Concise communication calls for using the appropriate amount of correct words, signals, gestures, symbols and procedures to get the message across. An example of a concise communication would be the following on scene report: "Dispatch from Engine 1." (Dispatch acknowledges.) "Engine 1 is on the scene of a two-story, occupied dwelling; working fire, all occupants reported out of the structure and accounted for. Engine 1 has laid a supply line from the hydrant at the intersection of Main and Forest. Engine 1 will be in the offensive strategy, entering the structure through the front door on Side Alpha when my two out arrives. This will be Main Street Command. Accountability will be at Engine 1."
Complete communication describes the step that ensures the transmitted message is understood by the receiver, putting everyone on the same page. The method most appropriate in the verbal world is the order model, which most often includes a repeat back of the message step (sometimes referred to as "parroting" the message). For example: "Engine 2 from Main Street Command." (Engine 2 acknowledges.) "Complete the water supply and pull a back-up line to the front door of the structure for our two out." Engine 2 would then reply: "Main Street Command from Engine 2, arriving on scene, copy completing the water supply at the hydrant and pulling a back-up line to be your two out."
Your own practices may vary, but as we try to understand each other, ensuring that principles like the three C's are at the forefront of every interaction will reduce the likelihood of being misunderstood.
1. Young, J. Different Forms of Communication. (2013) Retrieved May 5, 2014 from http://www.beamentornow.org/different-forms-of-communication/
2. Layman, L. Attacking and Extinguishing Interior Fires. (1952, pg.45) Boston: National Fire Protection Association.
3. Fredericks, A. Little Drops of Water: 50 Years Later. (2000) Retrieved May 6, 2014 from http://www.fireengineering.com/articles/print/volume-153/issue-2/features/little-drops-of-water-50-years-later-part-1.html
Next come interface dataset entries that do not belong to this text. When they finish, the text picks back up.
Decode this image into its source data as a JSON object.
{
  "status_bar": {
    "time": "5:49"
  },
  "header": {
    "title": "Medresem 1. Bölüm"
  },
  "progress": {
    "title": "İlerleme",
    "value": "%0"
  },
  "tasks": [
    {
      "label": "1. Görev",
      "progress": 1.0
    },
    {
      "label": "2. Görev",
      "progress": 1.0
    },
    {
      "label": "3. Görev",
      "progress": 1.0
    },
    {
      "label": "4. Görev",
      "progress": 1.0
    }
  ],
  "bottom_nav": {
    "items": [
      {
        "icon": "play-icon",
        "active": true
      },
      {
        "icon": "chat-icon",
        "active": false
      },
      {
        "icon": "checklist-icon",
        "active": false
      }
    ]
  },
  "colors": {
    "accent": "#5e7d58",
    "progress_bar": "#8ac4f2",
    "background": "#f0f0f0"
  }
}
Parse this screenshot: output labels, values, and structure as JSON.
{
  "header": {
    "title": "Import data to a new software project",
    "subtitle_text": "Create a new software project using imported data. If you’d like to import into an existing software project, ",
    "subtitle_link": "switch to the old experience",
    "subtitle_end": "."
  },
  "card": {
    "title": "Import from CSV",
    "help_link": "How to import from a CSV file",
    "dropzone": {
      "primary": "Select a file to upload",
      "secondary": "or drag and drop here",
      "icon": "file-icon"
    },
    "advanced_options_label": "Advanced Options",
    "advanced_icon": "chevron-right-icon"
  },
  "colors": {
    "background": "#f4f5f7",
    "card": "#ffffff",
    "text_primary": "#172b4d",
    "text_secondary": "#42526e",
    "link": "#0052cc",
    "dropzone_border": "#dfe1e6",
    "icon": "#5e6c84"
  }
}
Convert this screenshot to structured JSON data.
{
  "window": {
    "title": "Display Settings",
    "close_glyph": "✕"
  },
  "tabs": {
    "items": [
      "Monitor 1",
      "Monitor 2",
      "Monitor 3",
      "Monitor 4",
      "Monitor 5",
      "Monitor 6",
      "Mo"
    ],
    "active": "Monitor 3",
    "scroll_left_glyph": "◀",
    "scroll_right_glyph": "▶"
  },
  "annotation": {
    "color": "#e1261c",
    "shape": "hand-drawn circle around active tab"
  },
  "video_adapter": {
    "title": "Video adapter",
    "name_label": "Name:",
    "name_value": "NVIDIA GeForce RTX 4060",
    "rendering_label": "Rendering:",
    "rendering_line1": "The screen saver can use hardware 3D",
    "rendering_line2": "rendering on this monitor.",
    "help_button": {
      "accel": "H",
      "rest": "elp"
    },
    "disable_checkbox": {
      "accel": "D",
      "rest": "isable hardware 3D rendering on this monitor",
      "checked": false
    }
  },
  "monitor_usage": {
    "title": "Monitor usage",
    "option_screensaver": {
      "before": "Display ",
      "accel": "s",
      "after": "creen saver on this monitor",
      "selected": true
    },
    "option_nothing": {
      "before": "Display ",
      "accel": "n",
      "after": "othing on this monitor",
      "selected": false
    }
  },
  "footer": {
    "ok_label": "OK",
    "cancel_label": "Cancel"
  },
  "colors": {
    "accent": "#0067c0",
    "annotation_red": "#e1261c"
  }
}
4. Peterson, L. Three C's of Effective Communication. (2010) Retrieved May 5, 2014 from http://www.selfgrowth.com/articles/3-cs-of-effective-communication